(ACTIVITY)
Restate the whole listing exactly, leaving nothing out.
──────
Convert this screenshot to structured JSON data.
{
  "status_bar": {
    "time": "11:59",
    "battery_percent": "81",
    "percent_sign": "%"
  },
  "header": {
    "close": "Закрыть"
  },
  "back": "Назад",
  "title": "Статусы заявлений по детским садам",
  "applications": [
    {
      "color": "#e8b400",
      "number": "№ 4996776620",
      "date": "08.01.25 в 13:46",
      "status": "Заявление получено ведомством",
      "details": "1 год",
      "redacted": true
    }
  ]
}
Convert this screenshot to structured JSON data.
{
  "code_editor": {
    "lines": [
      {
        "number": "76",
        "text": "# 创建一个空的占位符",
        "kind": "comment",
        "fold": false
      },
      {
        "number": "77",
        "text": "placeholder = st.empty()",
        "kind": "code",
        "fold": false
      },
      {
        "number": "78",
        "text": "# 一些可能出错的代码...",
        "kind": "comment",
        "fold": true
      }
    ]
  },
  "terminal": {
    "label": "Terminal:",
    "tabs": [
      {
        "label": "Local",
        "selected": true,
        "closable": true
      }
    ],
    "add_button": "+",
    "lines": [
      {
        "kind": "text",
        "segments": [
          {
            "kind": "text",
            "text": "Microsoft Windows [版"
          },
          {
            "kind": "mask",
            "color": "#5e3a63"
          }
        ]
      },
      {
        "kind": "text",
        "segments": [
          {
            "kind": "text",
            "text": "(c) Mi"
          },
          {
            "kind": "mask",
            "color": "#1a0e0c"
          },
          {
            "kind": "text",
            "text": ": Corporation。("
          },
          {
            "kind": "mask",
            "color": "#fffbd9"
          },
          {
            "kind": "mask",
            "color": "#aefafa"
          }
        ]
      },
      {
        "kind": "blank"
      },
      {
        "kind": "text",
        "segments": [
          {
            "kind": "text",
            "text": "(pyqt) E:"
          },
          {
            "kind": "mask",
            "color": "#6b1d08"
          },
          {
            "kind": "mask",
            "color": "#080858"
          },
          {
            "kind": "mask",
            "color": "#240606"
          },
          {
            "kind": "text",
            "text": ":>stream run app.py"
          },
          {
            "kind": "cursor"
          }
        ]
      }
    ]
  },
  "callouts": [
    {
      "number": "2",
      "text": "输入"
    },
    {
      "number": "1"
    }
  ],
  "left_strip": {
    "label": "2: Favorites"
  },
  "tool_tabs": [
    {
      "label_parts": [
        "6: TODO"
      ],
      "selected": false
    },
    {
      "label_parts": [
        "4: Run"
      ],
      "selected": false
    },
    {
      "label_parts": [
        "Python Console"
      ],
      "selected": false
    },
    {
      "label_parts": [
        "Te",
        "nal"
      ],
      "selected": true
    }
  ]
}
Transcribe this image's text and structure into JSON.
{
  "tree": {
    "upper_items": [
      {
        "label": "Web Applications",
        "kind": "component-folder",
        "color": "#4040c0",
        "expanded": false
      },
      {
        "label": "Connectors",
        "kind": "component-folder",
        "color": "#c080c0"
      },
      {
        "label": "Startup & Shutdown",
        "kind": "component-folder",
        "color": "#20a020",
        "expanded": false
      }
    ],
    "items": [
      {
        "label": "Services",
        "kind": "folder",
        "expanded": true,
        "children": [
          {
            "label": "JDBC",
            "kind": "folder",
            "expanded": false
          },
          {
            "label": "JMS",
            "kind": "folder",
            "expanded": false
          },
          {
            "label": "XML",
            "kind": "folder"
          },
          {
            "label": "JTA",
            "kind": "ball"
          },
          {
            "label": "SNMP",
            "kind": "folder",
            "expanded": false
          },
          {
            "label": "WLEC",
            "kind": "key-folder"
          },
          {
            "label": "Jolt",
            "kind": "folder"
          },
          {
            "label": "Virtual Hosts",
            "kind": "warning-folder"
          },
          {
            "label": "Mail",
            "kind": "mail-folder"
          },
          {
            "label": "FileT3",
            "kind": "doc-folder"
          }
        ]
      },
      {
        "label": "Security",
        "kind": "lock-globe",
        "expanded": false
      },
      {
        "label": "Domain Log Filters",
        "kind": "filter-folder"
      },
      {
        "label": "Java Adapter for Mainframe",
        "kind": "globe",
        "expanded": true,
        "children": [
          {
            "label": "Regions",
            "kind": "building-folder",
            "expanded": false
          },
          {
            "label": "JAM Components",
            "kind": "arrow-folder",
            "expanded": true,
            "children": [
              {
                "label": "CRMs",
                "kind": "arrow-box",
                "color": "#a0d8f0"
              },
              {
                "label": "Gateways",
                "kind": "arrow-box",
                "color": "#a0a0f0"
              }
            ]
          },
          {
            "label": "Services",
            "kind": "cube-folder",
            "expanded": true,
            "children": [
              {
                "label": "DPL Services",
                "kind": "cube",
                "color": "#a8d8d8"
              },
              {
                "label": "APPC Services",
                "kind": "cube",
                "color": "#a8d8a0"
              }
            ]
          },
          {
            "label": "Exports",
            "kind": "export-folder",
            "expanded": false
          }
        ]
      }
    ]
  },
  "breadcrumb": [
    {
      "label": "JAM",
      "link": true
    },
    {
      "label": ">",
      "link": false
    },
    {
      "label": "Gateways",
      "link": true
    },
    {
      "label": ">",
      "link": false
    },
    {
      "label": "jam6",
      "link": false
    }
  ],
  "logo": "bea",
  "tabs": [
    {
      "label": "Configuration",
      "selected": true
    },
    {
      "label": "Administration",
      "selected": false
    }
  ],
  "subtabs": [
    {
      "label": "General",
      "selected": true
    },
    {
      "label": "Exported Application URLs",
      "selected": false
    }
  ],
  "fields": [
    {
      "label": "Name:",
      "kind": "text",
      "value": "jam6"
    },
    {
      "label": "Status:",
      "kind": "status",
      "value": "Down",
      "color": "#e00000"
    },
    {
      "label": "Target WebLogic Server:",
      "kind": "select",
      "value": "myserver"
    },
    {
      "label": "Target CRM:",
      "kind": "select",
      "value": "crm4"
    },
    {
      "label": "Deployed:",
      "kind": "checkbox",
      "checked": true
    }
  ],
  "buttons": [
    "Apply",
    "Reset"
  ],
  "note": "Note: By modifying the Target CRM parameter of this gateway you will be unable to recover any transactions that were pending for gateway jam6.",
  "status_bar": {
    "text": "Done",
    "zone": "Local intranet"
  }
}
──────
(WRITTEN SOLUTION)
Convert this screenshot to structured JSON data.
{
  "status_bar": {
    "time": "11:59",
    "battery_percent": "81",
    "percent_sign": "%"
  },
  "header": {
    "close": "Закрыть"
  },
  "back": "Назад",
  "title": "Статусы заявлений по детским садам",
  "applications": [
    {
      "color": "#e8b400",
      "number": "№ 4996776620",
      "date": "08.01.25 в 13:46",
      "status": "Заявление получено ведомством",
      "details": "1 год",
      "redacted": true
    }
  ]
}
Convert this screenshot to structured JSON data.
{
  "code_editor": {
    "lines": [
      {
        "number": "76",
        "text": "# 创建一个空的占位符",
        "kind": "comment",
        "fold": false
      },
      {
        "number": "77",
        "text": "placeholder = st.empty()",
        "kind": "code",
        "fold": false
      },
      {
        "number": "78",
        "text": "# 一些可能出错的代码...",
        "kind": "comment",
        "fold": true
      }
    ]
  },
  "terminal": {
    "label": "Terminal:",
    "tabs": [
      {
        "label": "Local",
        "selected": true,
        "closable": true
      }
    ],
    "add_button": "+",
    "lines": [
      {
        "kind": "text",
        "segments": [
          {
            "kind": "text",
            "text": "Microsoft Windows [版"
          },
          {
            "kind": "mask",
            "color": "#5e3a63"
          }
        ]
      },
      {
        "kind": "text",
        "segments": [
          {
            "kind": "text",
            "text": "(c) Mi"
          },
          {
            "kind": "mask",
            "color": "#1a0e0c"
          },
          {
            "kind": "text",
            "text": ": Corporation。("
          },
          {
            "kind": "mask",
            "color": "#fffbd9"
          },
          {
            "kind": "mask",
            "color": "#aefafa"
          }
        ]
      },
      {
        "kind": "blank"
      },
      {
        "kind": "text",
        "segments": [
          {
            "kind": "text",
            "text": "(pyqt) E:"
          },
          {
            "kind": "mask",
            "color": "#6b1d08"
          },
          {
            "kind": "mask",
            "color": "#080858"
          },
          {
            "kind": "mask",
            "color": "#240606"
          },
          {
            "kind": "text",
            "text": ":>stream run app.py"
          },
          {
            "kind": "cursor"
          }
        ]
      }
    ]
  },
  "callouts": [
    {
      "number": "2",
      "text": "输入"
    },
    {
      "number": "1"
    }
  ],
  "left_strip": {
    "label": "2: Favorites"
  },
  "tool_tabs": [
    {
      "label_parts": [
        "6: TODO"
      ],
      "selected": false
    },
    {
      "label_parts": [
        "4: Run"
      ],
      "selected": false
    },
    {
      "label_parts": [
        "Python Console"
      ],
      "selected": false
    },
    {
      "label_parts": [
        "Te",
        "nal"
      ],
      "selected": true
    }
  ]
}
Transcribe this image's text and structure into JSON.
{
  "tree": {
    "upper_items": [
      {
        "label": "Web Applications",
        "kind": "component-folder",
        "color": "#4040c0",
        "expanded": false
      },
      {
        "label": "Connectors",
        "kind": "component-folder",
        "color": "#c080c0"
      },
      {
        "label": "Startup & Shutdown",
        "kind": "component-folder",
        "color": "#20a020",
        "expanded": false
      }
    ],
    "items": [
      {
        "label": "Services",
        "kind": "folder",
        "expanded": true,
        "children": [
          {
            "label": "JDBC",
            "kind": "folder",
            "expanded": false
          },
          {
            "label": "JMS",
            "kind": "folder",
            "expanded": false
          },
          {
            "label": "XML",
            "kind": "folder"
          },
          {
            "label": "JTA",
            "kind": "ball"
          },
          {
            "label": "SNMP",
            "kind": "folder",
            "expanded": false
          },
          {
            "label": "WLEC",
            "kind": "key-folder"
          },
          {
            "label": "Jolt",
            "kind": "folder"
          },
          {
            "label": "Virtual Hosts",
            "kind": "warning-folder"
          },
          {
            "label": "Mail",
            "kind": "mail-folder"
          },
          {
            "label": "FileT3",
            "kind": "doc-folder"
          }
        ]
      },
      {
        "label": "Security",
        "kind": "lock-globe",
        "expanded": false
      },
      {
        "label": "Domain Log Filters",
        "kind": "filter-folder"
      },
      {
        "label": "Java Adapter for Mainframe",
        "kind": "globe",
        "expanded": true,
        "children": [
          {
            "label": "Regions",
            "kind": "building-folder",
            "expanded": false
          },
          {
            "label": "JAM Components",
            "kind": "arrow-folder",
            "expanded": true,
            "children": [
              {
                "label": "CRMs",
                "kind": "arrow-box",
                "color": "#a0d8f0"
              },
              {
                "label": "Gateways",
                "kind": "arrow-box",
                "color": "#a0a0f0"
              }
            ]
          },
          {
            "label": "Services",
            "kind": "cube-folder",
            "expanded": true,
            "children": [
              {
                "label": "DPL Services",
                "kind": "cube",
                "color": "#a8d8d8"
              },
              {
                "label": "APPC Services",
                "kind": "cube",
                "color": "#a8d8a0"
              }
            ]
          },
          {
            "label": "Exports",
            "kind": "export-folder",
            "expanded": false
          }
        ]
      }
    ]
  },
  "breadcrumb": [
    {
      "label": "JAM",
      "link": true
    },
    {
      "label": ">",
      "link": false
    },
    {
      "label": "Gateways",
      "link": true
    },
    {
      "label": ">",
      "link": false
    },
    {
      "label": "jam6",
      "link": false
    }
  ],
  "logo": "bea",
  "tabs": [
    {
      "label": "Configuration",
      "selected": true
    },
    {
      "label": "Administration",
      "selected": false
    }
  ],
  "subtabs": [
    {
      "label": "General",
      "selected": true
    },
    {
      "label": "Exported Application URLs",
      "selected": false
    }
  ],
  "fields": [
    {
      "label": "Name:",
      "kind": "text",
      "value": "jam6"
    },
    {
      "label": "Status:",
      "kind": "status",
      "value": "Down",
      "color": "#e00000"
    },
    {
      "label": "Target WebLogic Server:",
      "kind": "select",
      "value": "myserver"
    },
    {
      "label": "Target CRM:",
      "kind": "select",
      "value": "crm4"
    },
    {
      "label": "Deployed:",
      "kind": "checkbox",
      "checked": true
    }
  ],
  "buttons": [
    "Apply",
    "Reset"
  ],
  "note": "Note: By modifying the Target CRM parameter of this gateway you will be unable to recover any transactions that were pending for gateway jam6.",
  "status_bar": {
    "text": "Done",
    "zone": "Local intranet"
  }
}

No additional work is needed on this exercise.